The Turbo Premium adds the heads-up display, the 12-speaker sound system, a heated steering wheel, power-folding side mirrors, and a shark fin antenna.
At the top of the range, the Turbo Premium Plus gets a frameless auto-dimming rearview mirror, an upgraded version of the heads-up display with traffic sign recognition, heated rear seats, integrated navigation, a wireless device charger, and parking sensors.
As of this writing, neither the IIHS nor NHTSA has commented on the safety scores of the CX-50. Despite that, we expect the crossover to do quite well considering its family history and excellent advanced safety technology.
2023 Mazda CX-50 – mazdausa.com | Shop 2023 Mazda CX-50 on Carsforsale.com

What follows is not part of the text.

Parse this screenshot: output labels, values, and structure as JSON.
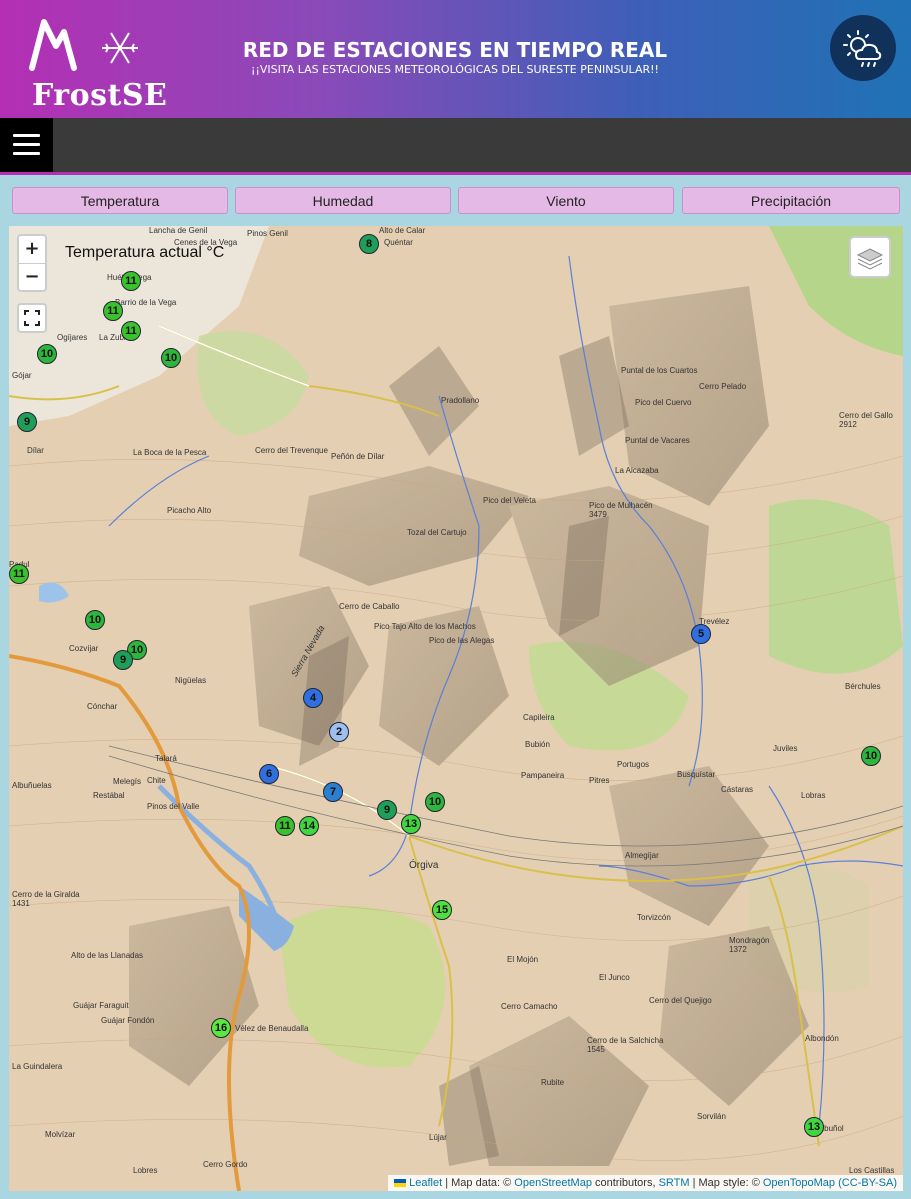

It’s hard to think of another crossover in this space at this pricing level that can do all that the 2023 Mazda CX-50 can. It’s comfortable on-road and off while offering excellent interior quality and technology. It’s also full of safety features and advanced driver assistance tech. That’s a killer combination of value and if Mazda ever manages to offer an above-average warranty we might consider this one of the very best SUVs on the market. Even without better coverage, the CX-50 is worthy of consideration for anyone in the market for a crossover of its size in its price range.